Marc Quintana, a 34-year-old carpenter who was forcibly removed by police in Sant Julià de Ramis before he could vote, said, "The only thing this will do is make those undecided people vote 'yes' to independence." 

The Catalan leadership "has been instilling hate in young people," said Juan De La Torre, a 47-year-old Barcelona resident. "I don't agree with police action, but the vote was illegal." 

Mr. Rajoy defended the response of Spanish police and his tough stance on the vote. "As prime minister, my principal obligation is to enforce the law and ensure it is enforced; protect and guarantee democracy, but also protect coexistence and harmony," Mr. Rajoy said Sunday. 
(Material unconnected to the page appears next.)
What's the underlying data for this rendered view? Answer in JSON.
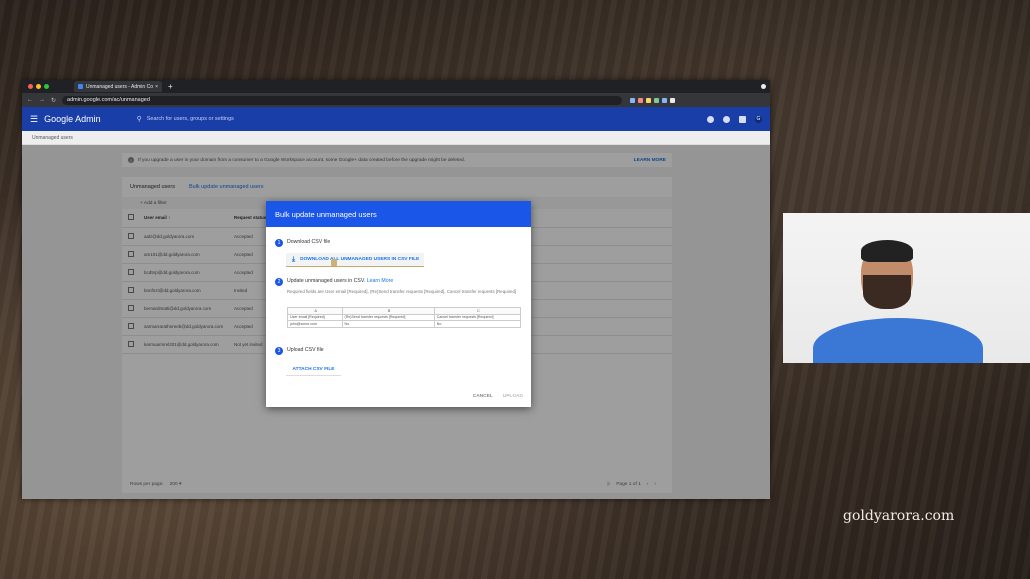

At the same time, Mr. Rajoy may lack the parliamentary support he would like to move ahead with revoking Catalonia's autonomy. Mr. Rajoy -- who relies on external support from smaller parties to pass legislation -- was unable to pass his 2018 budget because Basque nationalist lawmakers, whose votes have been crucial for the prime minister, said they would withhold their support while the Catalan crisis unfolds. 

"This is bad for the resolution of the clash, because the more entrenched it becomes, the harder it is to find a resolution," said Antonio Barroso, a political analyst at Teneo Intelligence, a consulting firm. 

One wild card is the separatists themselves. Despite fiery rhetoric in favor of secession by some leaders, the movement is divided as to whether to move ahead with a unilateral declaration of independence. 

Should the crisis drag on, Mr. Rajoy could decide to call early elections. Some opposition parties were already calling for his resignation Sunday evening. 

"Today Mariano Rajoy should resign," said Ada Colau, mayor of Barcelona and a member of a leftist party that is in opposition to Mr. Rajoy's center-right Popular Party. "If he doesn't I think it is everybody's duty to call for fresh elections." 

Kavita Mokha, Marina Force and Oliver Griffin contributed to this article. 

Write to Jeannette Neumann at jeannette.neumann@wsj.com and Jon Sindreu at jon.sindreu@wsj.com